Roderic I. Pettigrew, Ph.D., M.D., is the first Director of the National Institute of Biomedical Imaging and Bioengineering (NIBIB) at the NIH. From 2013-2014, the NIH Director appointed Dr. Pettigrew as the Acting Chief Officer for Scientific Workforce Diversity to establish program oversight of all NIH activities that address the unique diversity and inclusion challenges, to strengthen the national biomedical research workforce.
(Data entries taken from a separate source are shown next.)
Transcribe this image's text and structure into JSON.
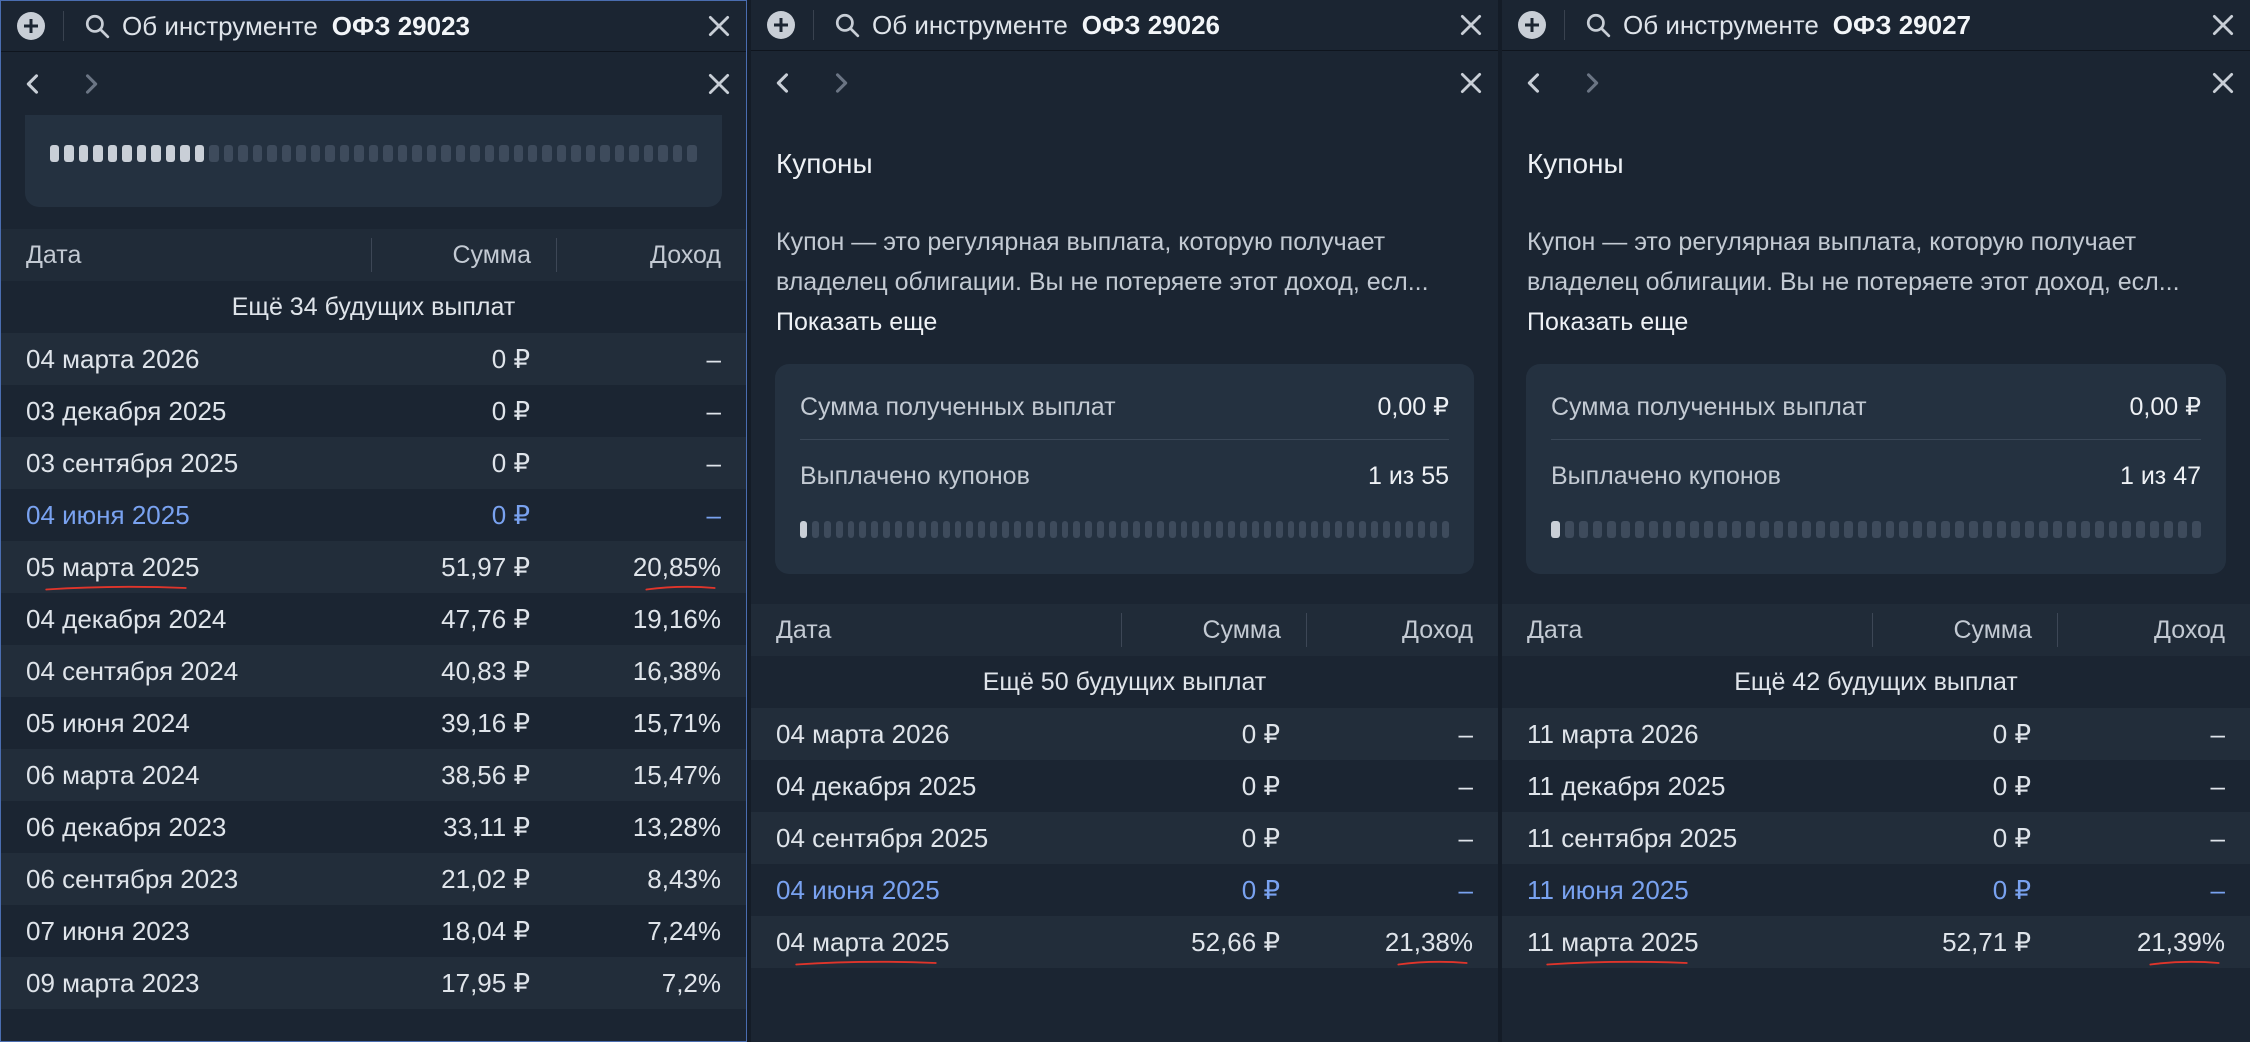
{
  "common": {
    "title_label": "Об инструменте",
    "coupons_title": "Купоны",
    "description_line1": "Купон — это регулярная выплата, которую получает",
    "description_line2": "владелец облигации. Вы не потеряете этот доход, есл...",
    "show_more": "Показать еще",
    "received_label": "Сумма полученных выплат",
    "paid_label": "Выплачено купонов",
    "col_date": "Дата",
    "col_sum": "Сумма",
    "col_income": "Доход",
    "icons": {
      "add": "plus-icon",
      "search": "search-icon",
      "close": "close-icon",
      "back": "chevron-left-icon",
      "forward": "chevron-right-icon"
    },
    "colors": {
      "accent": "#79a2f0",
      "underline": "#e0352b"
    }
  },
  "panels": [
    {
      "ticker": "ОФЗ 29023",
      "progress": {
        "done": 11,
        "total": 45
      },
      "more_text": "Ещё 34 будущих выплат",
      "rows": [
        {
          "date": "04 марта 2026",
          "sum": "0 ₽",
          "income": "–"
        },
        {
          "date": "03 декабря 2025",
          "sum": "0 ₽",
          "income": "–"
        },
        {
          "date": "03 сентября 2025",
          "sum": "0 ₽",
          "income": "–"
        },
        {
          "date": "04 июня 2025",
          "sum": "0 ₽",
          "income": "–",
          "current": true
        },
        {
          "date": "05 марта 2025",
          "sum": "51,97 ₽",
          "income": "20,85%",
          "marked": true
        },
        {
          "date": "04 декабря 2024",
          "sum": "47,76 ₽",
          "income": "19,16%"
        },
        {
          "date": "04 сентября 2024",
          "sum": "40,83 ₽",
          "income": "16,38%"
        },
        {
          "date": "05 июня 2024",
          "sum": "39,16 ₽",
          "income": "15,71%"
        },
        {
          "date": "06 марта 2024",
          "sum": "38,56 ₽",
          "income": "15,47%"
        },
        {
          "date": "06 декабря 2023",
          "sum": "33,11 ₽",
          "income": "13,28%"
        },
        {
          "date": "06 сентября 2023",
          "sum": "21,02 ₽",
          "income": "8,43%"
        },
        {
          "date": "07 июня 2023",
          "sum": "18,04 ₽",
          "income": "7,24%"
        },
        {
          "date": "09 марта 2023",
          "sum": "17,95 ₽",
          "income": "7,2%"
        }
      ]
    },
    {
      "ticker": "ОФЗ 29026",
      "received_value": "0,00 ₽",
      "paid_value": "1 из 55",
      "progress": {
        "done": 1,
        "total": 55
      },
      "more_text": "Ещё 50 будущих выплат",
      "rows": [
        {
          "date": "04 марта 2026",
          "sum": "0 ₽",
          "income": "–"
        },
        {
          "date": "04 декабря 2025",
          "sum": "0 ₽",
          "income": "–"
        },
        {
          "date": "04 сентября 2025",
          "sum": "0 ₽",
          "income": "–"
        },
        {
          "date": "04 июня 2025",
          "sum": "0 ₽",
          "income": "–",
          "current": true
        },
        {
          "date": "04 марта 2025",
          "sum": "52,66 ₽",
          "income": "21,38%",
          "marked": true
        }
      ]
    },
    {
      "ticker": "ОФЗ 29027",
      "received_value": "0,00 ₽",
      "paid_value": "1 из 47",
      "progress": {
        "done": 1,
        "total": 47
      },
      "more_text": "Ещё 42 будущих выплат",
      "rows": [
        {
          "date": "11 марта 2026",
          "sum": "0 ₽",
          "income": "–"
        },
        {
          "date": "11 декабря 2025",
          "sum": "0 ₽",
          "income": "–"
        },
        {
          "date": "11 сентября 2025",
          "sum": "0 ₽",
          "income": "–"
        },
        {
          "date": "11 июня 2025",
          "sum": "0 ₽",
          "income": "–",
          "current": true
        },
        {
          "date": "11 марта 2025",
          "sum": "52,71 ₽",
          "income": "21,39%",
          "marked": true
        }
      ]
    }
  ]
}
Prior to his appointment at the NIH, Dr. Pettigrew was Professor of Radiology, Medicine (Cardiology) at Emory University in Atlanta, Georgia, Professor of Bioengineering at the Georgia Institute of Technology, and Director of the Emory Center for MR Research at the Emory University School of Medicine. He is known internationally for his pioneering work at Emory University involving four-dimensional imaging of the cardiovascular system using magnetic resonance (MRI). His current research focuses on integrated imaging and predictive biomechanical modeling of coronary atherosclerotic disease.
Early on at the NIBIB he jointly led a national effort with Howard Hughes Medical Institute to create new interdisciplinary graduate training programs, and established the Quantum Projects program to achieve “medical moon shots” by pursuing high-risk, high-impact projects designed to solve major healthcare problems. Under Dr. Pettigrew’s leadership, national collaborative and international initiatives have been issued to develop low cost and point-of-care medical technologies and at present, he leads an effort to reduce CT radiation dose to background levels. He also leads a recent US-India collaboration to develop unobtrusive technologies for frequent recording of blood pressure to address the world wide problem of hypertension.
Dr. Pettigrew has been elected to membership in two components of the US National Academies: the Institute of Medicine, and the National Academy of Engineering. His awards include Phi Beta Kappa, the Bennie Award for Achievement, Morehouse College, the Most Distinguished Alumnus of the University of Miami (1990), the Hall of Fame of the Miller School of Medicine at the Universityof Miami, the Herbert Nickens Award of the ABC, the Pritzker Distinguished Achievement Award of the Biomedical Engineering Society, the Distinguished Service Award of the National Medical Association, the Pierre Galletti Award of the American Institute of Medical and Biological Engineering, and the Inaugural Gold Medal Award of the Academy of Radiology Research. He has also been awarded Honorary Professor of the South China University of Technology in Guangzhou on the occasion of commencing their first medical school class.